What's the deal with soy foods? Is soy good or bad for you?
Have you noticed that there are confusing perspectives on how soy should be treated? Some places tout it's health benefits, others shun it saying it's terrible for you, but what's the real deal?
If you've ever questioned eating soy or been confused about the real truth about soy, then this short article is for you.
But first, how did we even get here? Why did soy explode in popularity?
History of Soy Production
Soybeans have been grown in Asia for thousands of years. In the earliest periods of production, China is estimated to have produced over 70% of the world’s soybean crops. In 1904, the famous American chemist, G. W. Carver discovered that soybeans are a valuable source of protein and oil. He encouraged farmers to rotate their crops with soybeans and to the surprise of farmers, this produced a better primary crop.
Spurred by a need for oil, fats, and meal during wartime, America doubled its production of soy crops in the 1940s. This corresponds well with Dr. Morse’s travel to China where he researched soybeans and gathered more than 10,000 soybean varieties. A contributing factor of the rise of soybean production in American is due to the varieties Morse brought back with him.
In 2000, America produced roughly 75 million metric tons of soybeans which are either fed to animals or exported, though the consumption of soy in the US continues to rise.
Basically, soy has exploded in popularity because it's easy to produce and has a nutrient profile that makes it valuable for humans and animals to eat.
Here is Dr. Sara Gottfried’s science-based perspective on eating soy from her book The Hormone Reset Diet.
Small amounts of whole soy, preferably organic and fermented, have been shown to be a great choice when you go meatless.
Allow us to unravel the mysteries of soy and offer sane, evidence-based rules for consuming soy.
Here's what you need to know:
1. Avoid GM soy.
Genetically modified (GM) soy crops were widely introduced in 1996, and today up to 94 percent of soy available in American grocery stores has been genetically modified. Unfortunately, there is evidence that GM crops cause harm to your gut, microbiome, sex hormones (including aromatase, which is involved in estrogen synthesis), and insulin. For this reason, assume GM soy is guilty of harm to your body until proven innocent, and you are advised to avoid it by choosing organic whole soy or soy that is labeled “Non-GMO.”

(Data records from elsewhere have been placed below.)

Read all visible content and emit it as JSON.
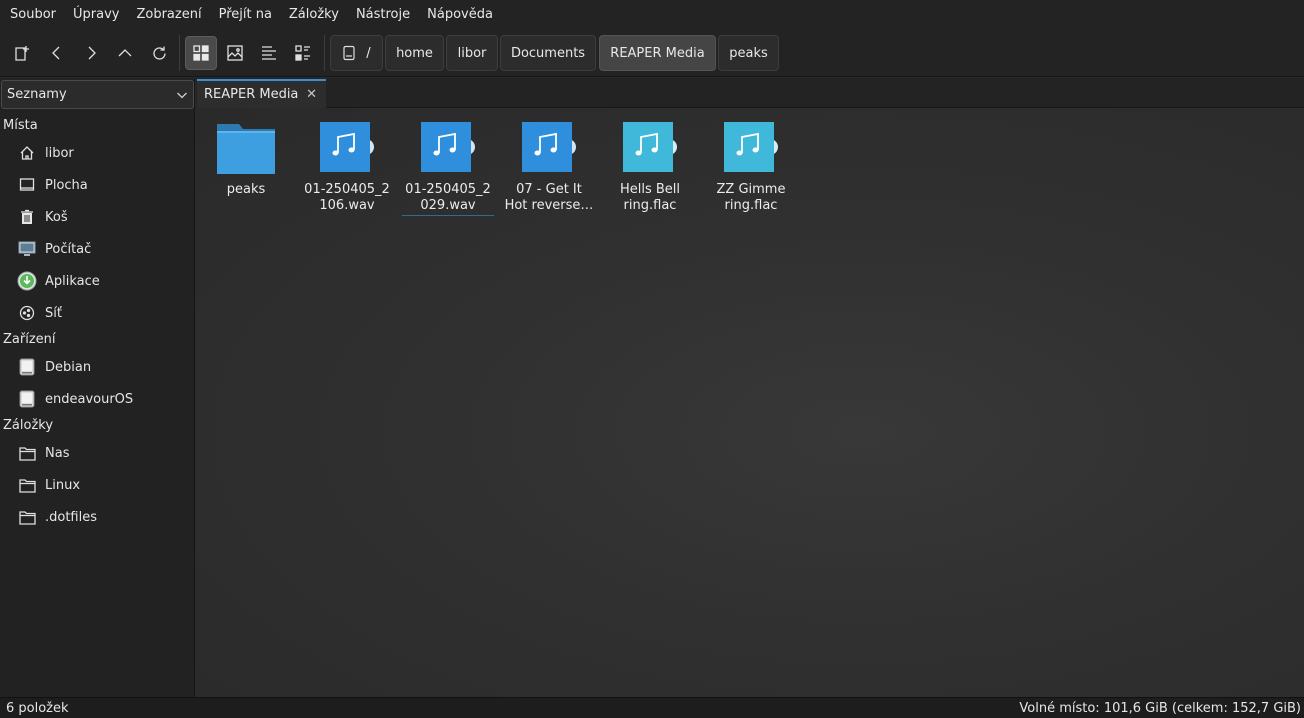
{
  "menubar": {
    "items": [
      "Soubor",
      "Úpravy",
      "Zobrazení",
      "Přejít na",
      "Záložky",
      "Nástroje",
      "Nápověda"
    ]
  },
  "toolbar": {
    "buttons": [
      "new-tab-icon",
      "back-icon",
      "forward-icon",
      "up-icon",
      "reload-icon",
      "icon-view-icon",
      "thumbnail-view-icon",
      "compact-view-icon",
      "detail-view-icon"
    ],
    "active_view": "icon-view"
  },
  "breadcrumb": {
    "root": "/",
    "items": [
      "home",
      "libor",
      "Documents",
      "REAPER Media",
      "peaks"
    ],
    "current": "REAPER Media"
  },
  "sidebar": {
    "combo_value": "Seznamy",
    "sections": [
      {
        "title": "Místa",
        "items": [
          {
            "label": "libor",
            "icon": "home-icon"
          },
          {
            "label": "Plocha",
            "icon": "desktop-icon"
          },
          {
            "label": "Koš",
            "icon": "trash-icon"
          },
          {
            "label": "Počítač",
            "icon": "computer-icon"
          },
          {
            "label": "Aplikace",
            "icon": "applications-icon"
          },
          {
            "label": "Síť",
            "icon": "network-icon"
          }
        ]
      },
      {
        "title": "Zařízení",
        "items": [
          {
            "label": "Debian",
            "icon": "drive-icon"
          },
          {
            "label": "endeavourOS",
            "icon": "drive-icon"
          }
        ]
      },
      {
        "title": "Záložky",
        "items": [
          {
            "label": "Nas",
            "icon": "folder-icon"
          },
          {
            "label": "Linux",
            "icon": "folder-icon"
          },
          {
            "label": ".dotfiles",
            "icon": "folder-icon"
          }
        ]
      }
    ]
  },
  "tab": {
    "label": "REAPER Media"
  },
  "files": [
    {
      "type": "folder",
      "name_line1": "peaks",
      "name_line2": ""
    },
    {
      "type": "audio-wav",
      "name_line1": "01-250405_2",
      "name_line2": "106.wav"
    },
    {
      "type": "audio-wav",
      "name_line1": "01-250405_2",
      "name_line2": "029.wav"
    },
    {
      "type": "audio-wav",
      "name_line1": "07 - Get It",
      "name_line2": "Hot reverse…"
    },
    {
      "type": "audio-flac",
      "name_line1": "Hells Bell",
      "name_line2": "ring.flac"
    },
    {
      "type": "audio-flac",
      "name_line1": "ZZ Gimme",
      "name_line2": "ring.flac"
    }
  ],
  "colors": {
    "accent": "#3a8fd0",
    "folder": "#3d9ee0",
    "wav": "#2f8fdc",
    "flac": "#3fb8da"
  },
  "status": {
    "items_count": "6 položek",
    "free_space": "Volné místo: 101,6 GiB (celkem: 152,7 GiB)"
  }
}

2. Eat whole soy.
In Asian countries, people eat moderate amounts of whole soy as part of a healthy diet. In the United States, Big Food pushes weird and highly processed foods under the guise that it’s healthy. Does “soy protein isolate” sound like a good idea? Instead of eating the whole-food version of soy, we try to isolate the “healthy” part, and it may be the reason behind the conflicting results, and by extension, the confusion about whether soy is good or bad for you. We recommend eating only whole soy—not the isolates, not the processed version, but fresh soy food, such as organic tofu and Edamame.
3. Eat fermented soy such as miso and tempeh.
Several recent studies show that fermented soy at a dose of approximately 60 grams per day raises progesterone, lowers cholesterol, and prevents hyperglycemia. Fermentation removes genetically modified components.
Don’t let soy confuse you. Eat whole and non-GM soy, preferably fermented. If your thyroid is slow, limit yourself to two servings of whole soy per week.
There you have it, with these simple guidelines in place you pick soy options that support your health and hormone goals.
Speaking of hormones, how are yours? Have you taken the hormone quiz lately? If you need a quick check-in, shoot over to the hormone quiz and quickly get a read on the state of your hormones.
Click here & get your hormone health score.